### TASK REQUIREMENTS
In the entries below, find each line bearing the string "analyses" and copy it.

━━ INPUT FOR THIS TASK ━━

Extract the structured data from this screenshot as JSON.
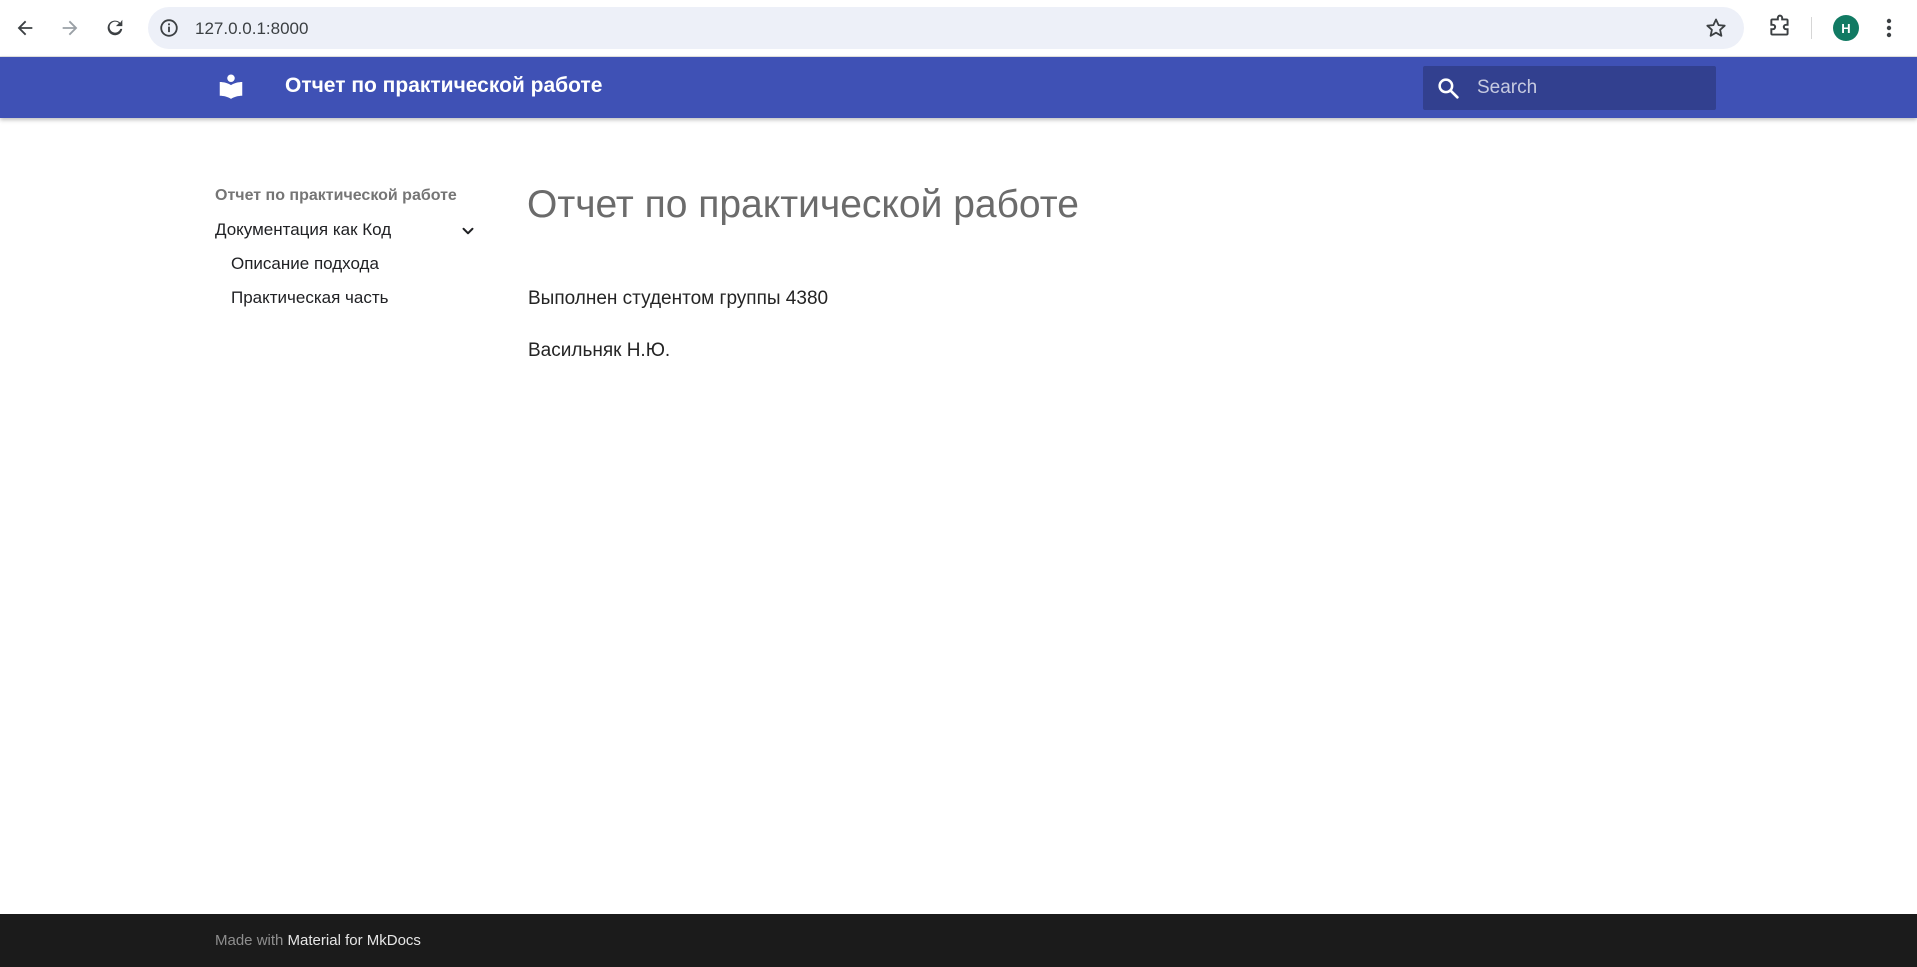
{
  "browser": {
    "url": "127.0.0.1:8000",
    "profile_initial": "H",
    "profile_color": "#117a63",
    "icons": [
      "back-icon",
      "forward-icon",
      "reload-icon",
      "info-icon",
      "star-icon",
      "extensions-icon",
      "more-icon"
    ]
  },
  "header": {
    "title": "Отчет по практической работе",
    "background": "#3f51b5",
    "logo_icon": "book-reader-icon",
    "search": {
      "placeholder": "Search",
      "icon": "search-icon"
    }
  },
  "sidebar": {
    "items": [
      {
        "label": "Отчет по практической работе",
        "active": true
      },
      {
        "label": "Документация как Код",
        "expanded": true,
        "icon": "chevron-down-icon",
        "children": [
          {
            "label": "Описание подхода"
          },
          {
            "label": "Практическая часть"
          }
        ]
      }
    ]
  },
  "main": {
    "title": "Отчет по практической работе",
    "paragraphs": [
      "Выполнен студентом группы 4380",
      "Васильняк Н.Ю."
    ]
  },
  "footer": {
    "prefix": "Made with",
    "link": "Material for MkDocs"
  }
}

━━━
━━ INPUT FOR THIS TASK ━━

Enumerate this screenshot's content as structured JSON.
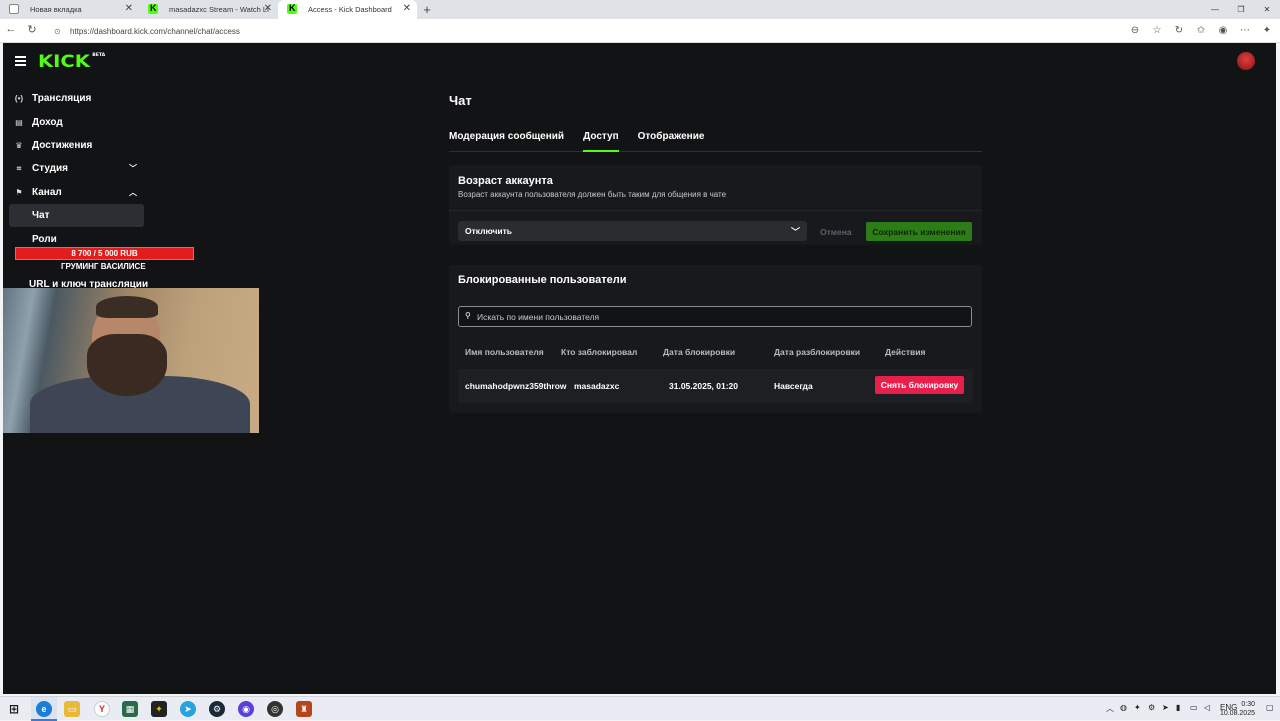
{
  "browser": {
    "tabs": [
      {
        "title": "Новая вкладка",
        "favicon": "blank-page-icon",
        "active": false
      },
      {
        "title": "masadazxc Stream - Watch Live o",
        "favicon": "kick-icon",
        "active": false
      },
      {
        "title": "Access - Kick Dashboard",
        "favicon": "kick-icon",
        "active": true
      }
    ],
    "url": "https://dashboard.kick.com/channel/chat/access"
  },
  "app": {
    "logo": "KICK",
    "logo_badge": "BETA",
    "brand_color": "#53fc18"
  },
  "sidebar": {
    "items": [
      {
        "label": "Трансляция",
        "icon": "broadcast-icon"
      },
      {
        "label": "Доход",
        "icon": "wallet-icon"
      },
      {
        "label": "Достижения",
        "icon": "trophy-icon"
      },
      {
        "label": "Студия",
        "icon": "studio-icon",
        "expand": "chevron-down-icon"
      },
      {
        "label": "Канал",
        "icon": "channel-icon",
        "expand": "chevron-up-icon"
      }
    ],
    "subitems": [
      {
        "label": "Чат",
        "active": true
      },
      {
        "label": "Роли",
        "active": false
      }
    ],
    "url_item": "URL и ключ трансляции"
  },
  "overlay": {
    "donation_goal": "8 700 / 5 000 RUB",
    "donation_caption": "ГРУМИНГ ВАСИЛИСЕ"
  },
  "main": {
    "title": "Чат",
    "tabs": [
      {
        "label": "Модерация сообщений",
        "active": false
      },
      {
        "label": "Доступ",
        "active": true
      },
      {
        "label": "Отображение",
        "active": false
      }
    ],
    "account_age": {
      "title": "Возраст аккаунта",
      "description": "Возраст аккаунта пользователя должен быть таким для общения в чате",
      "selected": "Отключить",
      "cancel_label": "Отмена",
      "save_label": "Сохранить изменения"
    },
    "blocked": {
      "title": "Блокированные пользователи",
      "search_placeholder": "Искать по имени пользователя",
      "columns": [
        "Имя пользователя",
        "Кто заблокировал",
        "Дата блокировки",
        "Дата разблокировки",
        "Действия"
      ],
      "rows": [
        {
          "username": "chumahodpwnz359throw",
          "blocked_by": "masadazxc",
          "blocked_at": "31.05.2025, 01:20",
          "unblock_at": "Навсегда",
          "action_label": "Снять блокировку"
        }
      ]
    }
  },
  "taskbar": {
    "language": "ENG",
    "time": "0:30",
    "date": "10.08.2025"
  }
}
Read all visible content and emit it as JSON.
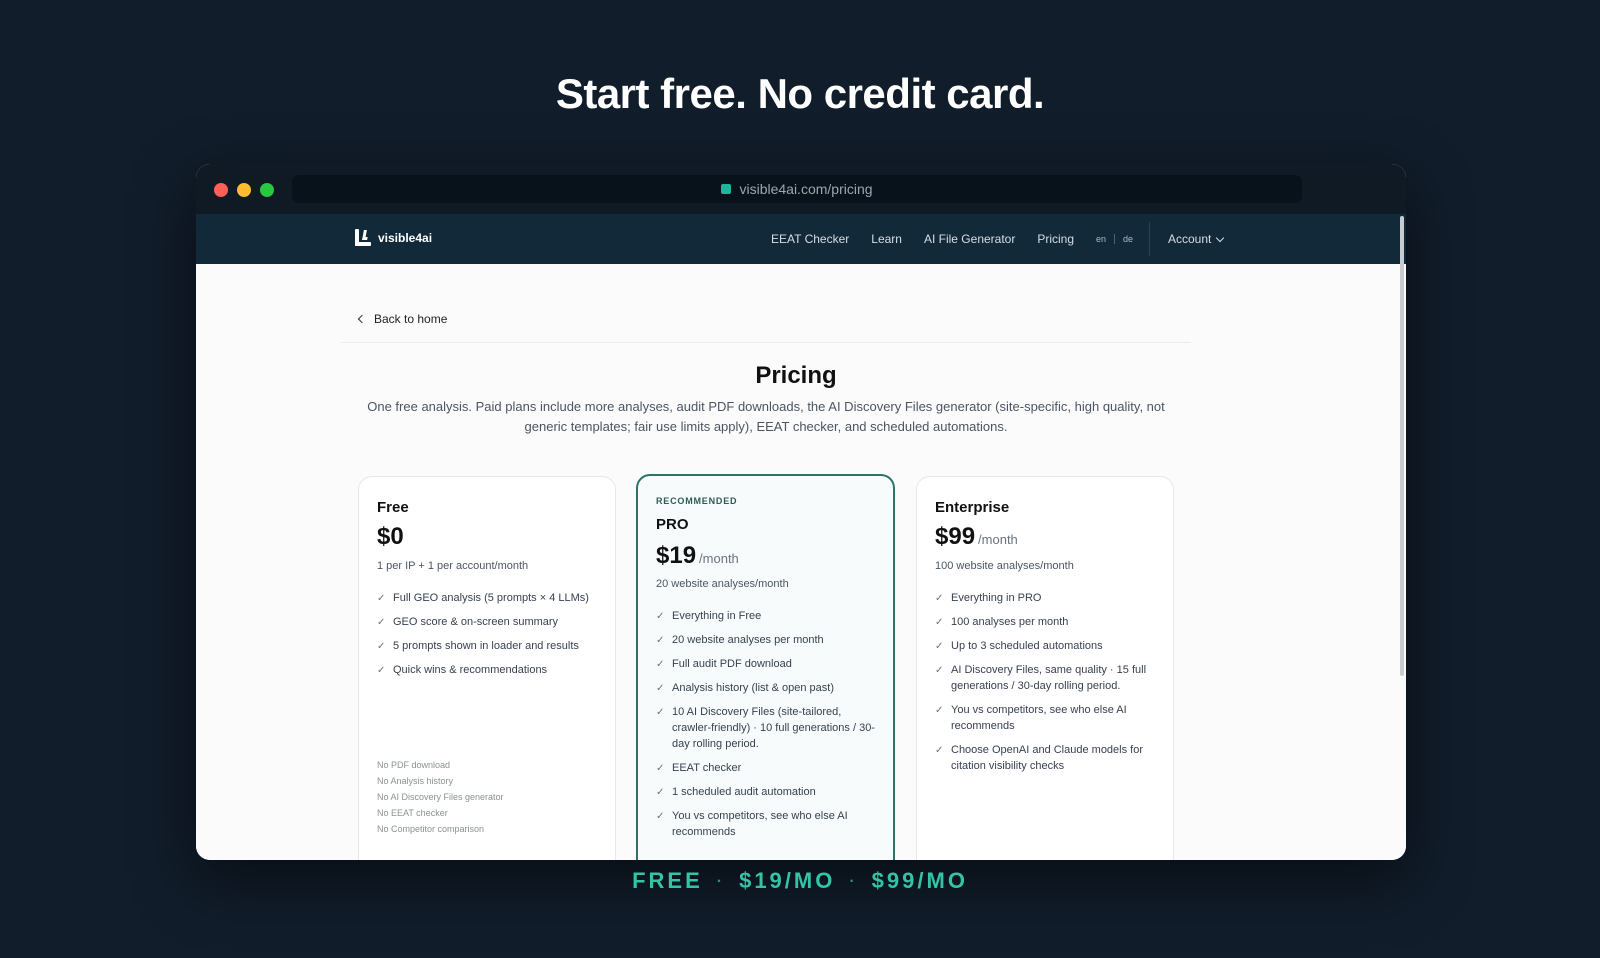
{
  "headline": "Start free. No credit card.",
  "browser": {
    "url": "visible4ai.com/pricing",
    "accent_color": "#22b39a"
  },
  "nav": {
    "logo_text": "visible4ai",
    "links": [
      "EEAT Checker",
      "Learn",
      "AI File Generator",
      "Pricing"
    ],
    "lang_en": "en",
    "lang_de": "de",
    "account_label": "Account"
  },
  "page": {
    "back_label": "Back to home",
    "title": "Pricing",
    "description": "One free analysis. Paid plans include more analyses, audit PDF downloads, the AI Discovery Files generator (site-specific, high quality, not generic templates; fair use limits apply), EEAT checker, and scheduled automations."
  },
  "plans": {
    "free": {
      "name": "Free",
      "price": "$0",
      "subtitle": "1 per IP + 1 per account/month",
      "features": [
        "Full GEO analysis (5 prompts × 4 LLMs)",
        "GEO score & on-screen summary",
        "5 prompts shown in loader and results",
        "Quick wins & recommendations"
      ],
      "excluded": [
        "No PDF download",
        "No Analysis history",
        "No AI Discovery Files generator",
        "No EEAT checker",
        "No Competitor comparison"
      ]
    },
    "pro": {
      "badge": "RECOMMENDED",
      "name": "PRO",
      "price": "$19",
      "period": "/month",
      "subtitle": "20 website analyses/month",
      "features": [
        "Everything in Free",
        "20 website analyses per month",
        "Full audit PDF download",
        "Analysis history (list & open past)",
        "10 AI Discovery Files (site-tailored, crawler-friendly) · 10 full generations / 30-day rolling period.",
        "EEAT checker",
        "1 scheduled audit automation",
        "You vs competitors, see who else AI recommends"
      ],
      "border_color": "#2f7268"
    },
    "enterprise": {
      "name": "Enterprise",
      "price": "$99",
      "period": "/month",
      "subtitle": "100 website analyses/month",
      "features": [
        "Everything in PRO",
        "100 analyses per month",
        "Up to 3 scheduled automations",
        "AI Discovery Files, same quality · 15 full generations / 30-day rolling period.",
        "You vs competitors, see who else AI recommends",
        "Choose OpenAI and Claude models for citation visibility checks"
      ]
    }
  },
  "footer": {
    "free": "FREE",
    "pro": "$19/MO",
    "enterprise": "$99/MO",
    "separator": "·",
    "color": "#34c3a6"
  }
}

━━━

### RESULT
    "description": "One free analysis. Paid plans include more analyses, audit PDF downloads, the AI Discovery Files generator (site-specific, high quality, not generic templates; fair use limits apply), EEAT checker, and scheduled automations."
      "subtitle": "20 website analyses/month",
        "20 website analyses per month",
      "subtitle": "100 website analyses/month",
        "100 analyses per month",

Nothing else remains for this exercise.